LOUISVILLE, Ky. (WDRB) – The owners of Maximum Security filed a complaint with Kentucky horse racing regulators Monday, arguing that stewards made an "arbitrary and capricious" decision when they disqualified the first-place finisher in the Kentucky Derby.
But the Kentucky Horse Racing Commission denied the appeal late in the afternoon, reiterating that the unprecedented ruling after Saturday's Derby is "final" and can't be contested.
State regulations give stewards broad power to rule on objections, such as the ones made by two jockeys who accused Maximum Security of interfering with other horses.

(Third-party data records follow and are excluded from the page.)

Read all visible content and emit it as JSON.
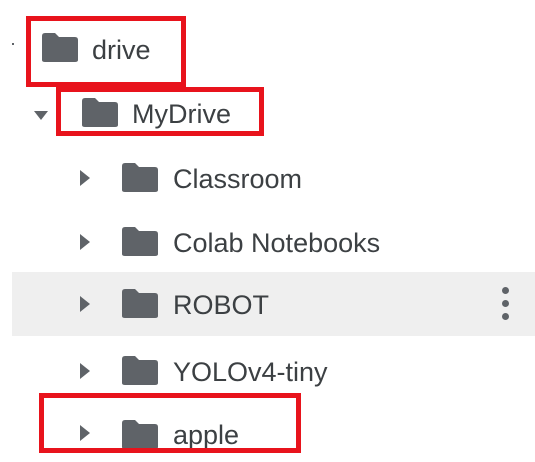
{
  "tree": {
    "drive": {
      "label": "drive"
    },
    "mydrive": {
      "label": "MyDrive"
    },
    "children": [
      {
        "label": "Classroom"
      },
      {
        "label": "Colab Notebooks"
      },
      {
        "label": "ROBOT"
      },
      {
        "label": "YOLOv4-tiny"
      },
      {
        "label": "apple"
      }
    ]
  },
  "colors": {
    "annotation_red": "#e8131c",
    "folder_gray": "#5f6368",
    "row_highlight": "#efefef",
    "text": "#3c4043"
  },
  "icons": {
    "folder": "folder-icon",
    "expand": "chevron-right-icon",
    "collapse": "chevron-down-icon",
    "more": "more-vertical-icon"
  }
}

Those decisions aren't subject to appeal, those rules say.
Maximum Security's owners, Gary and Mary West, had claimed the three officials did not follow unspecified state regulations, and "their determination to disqualify MAXIMUM SECURITY is not supported by substantial evidence," Gary West wrote in a notice of appeal.
They had asked for a hearing before the racing commission, as well as all copies of "views considered" by the stewards before making their decision and all recordings the racing officials "obtained and considered," according to documents provided by their attorney, D. Barry Stilz.

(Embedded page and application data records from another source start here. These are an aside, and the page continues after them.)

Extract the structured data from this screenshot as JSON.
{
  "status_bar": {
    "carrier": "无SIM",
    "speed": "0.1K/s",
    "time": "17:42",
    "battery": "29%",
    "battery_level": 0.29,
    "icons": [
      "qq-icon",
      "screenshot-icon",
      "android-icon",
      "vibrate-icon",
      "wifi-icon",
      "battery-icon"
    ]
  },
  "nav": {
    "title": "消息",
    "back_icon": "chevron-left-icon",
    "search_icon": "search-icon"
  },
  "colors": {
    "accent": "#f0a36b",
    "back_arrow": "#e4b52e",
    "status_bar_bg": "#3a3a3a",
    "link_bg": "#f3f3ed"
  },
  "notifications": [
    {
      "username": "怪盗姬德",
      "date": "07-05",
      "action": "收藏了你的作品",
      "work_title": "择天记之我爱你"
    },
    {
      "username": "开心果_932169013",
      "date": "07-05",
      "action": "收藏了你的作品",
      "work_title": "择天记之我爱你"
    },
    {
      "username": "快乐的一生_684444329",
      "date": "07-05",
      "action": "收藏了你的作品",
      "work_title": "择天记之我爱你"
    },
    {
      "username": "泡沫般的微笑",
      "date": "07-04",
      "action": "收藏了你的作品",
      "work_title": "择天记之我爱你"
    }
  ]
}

Racing commission general counsel John Forgy wrote in a letter to Stilz that the Wests are not entitled to a hearing because their appeal is moot.
And he reminded Stilz that the Wests agreed to abide by the state's regulations when they renewed their licenses last December, including agreeing to accept the stewards' decisions.

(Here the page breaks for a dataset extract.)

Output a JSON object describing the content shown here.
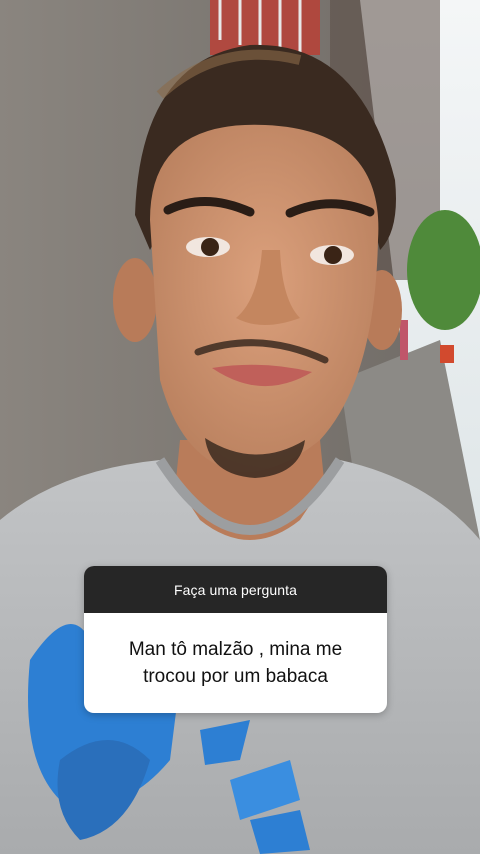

Video replays appeared to show Maximum Security drifting in the far turn and forcing at least one horse, War of Will, to maneuver to avoid stepping on him.
Jon Court, who rode Long Range Toddy, and Country House jockey Flavien Prat claimed after the race that Maximum Security had interfered as the field turned for home.
Kentucky's chief steward, Barbara Borden, said Saturday night that officials reviewed the race and interviewed riders before finding that Maximum Security "impacted the progress" of War of Will and interfered with Long Range Toddy and Bodexpress. As a result, they disqualified Maximum Security.
Marc Guilfoil, the racing commission's executive director, told the Bloodhorse on Sunday that "it was the right call."
Maximum Security was the first top finisher in the Derby's 145 years to be disqualified after an on-track objection. After 22 minutes of deliberating, the stewards declared second-place finisher Country House the race's winner.
The Wests had asked that all purse money be withheld and put into escrow until a final ruling has been made.
Stilz did not immediately respond to a text message seeking comment on the racing commission's denial.